# WHAT THE EXERCISE ASKS:
Could you write out all the records once more, exactly?

# INPUT DATA:
○ ○ ○ ○ ○ ○ ○
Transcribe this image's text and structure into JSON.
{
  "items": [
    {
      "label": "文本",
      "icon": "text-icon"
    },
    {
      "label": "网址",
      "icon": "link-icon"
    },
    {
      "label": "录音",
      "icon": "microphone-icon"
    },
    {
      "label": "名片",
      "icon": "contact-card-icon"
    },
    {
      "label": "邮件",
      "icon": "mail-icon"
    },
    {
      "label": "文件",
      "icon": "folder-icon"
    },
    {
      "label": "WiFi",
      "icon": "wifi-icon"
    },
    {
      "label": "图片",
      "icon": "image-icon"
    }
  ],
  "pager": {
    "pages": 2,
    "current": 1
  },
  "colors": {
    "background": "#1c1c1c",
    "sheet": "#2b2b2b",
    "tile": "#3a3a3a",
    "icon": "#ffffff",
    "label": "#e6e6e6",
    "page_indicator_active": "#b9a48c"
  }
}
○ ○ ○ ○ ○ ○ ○
# TASK OUTPUT:
Transcribe this image's text and structure into JSON.
{
  "items": [
    {
      "label": "文本",
      "icon": "text-icon"
    },
    {
      "label": "网址",
      "icon": "link-icon"
    },
    {
      "label": "录音",
      "icon": "microphone-icon"
    },
    {
      "label": "名片",
      "icon": "contact-card-icon"
    },
    {
      "label": "邮件",
      "icon": "mail-icon"
    },
    {
      "label": "文件",
      "icon": "folder-icon"
    },
    {
      "label": "WiFi",
      "icon": "wifi-icon"
    },
    {
      "label": "图片",
      "icon": "image-icon"
    }
  ],
  "pager": {
    "pages": 2,
    "current": 1
  },
  "colors": {
    "background": "#1c1c1c",
    "sheet": "#2b2b2b",
    "tile": "#3a3a3a",
    "icon": "#ffffff",
    "label": "#e6e6e6",
    "page_indicator_active": "#b9a48c"
  }
}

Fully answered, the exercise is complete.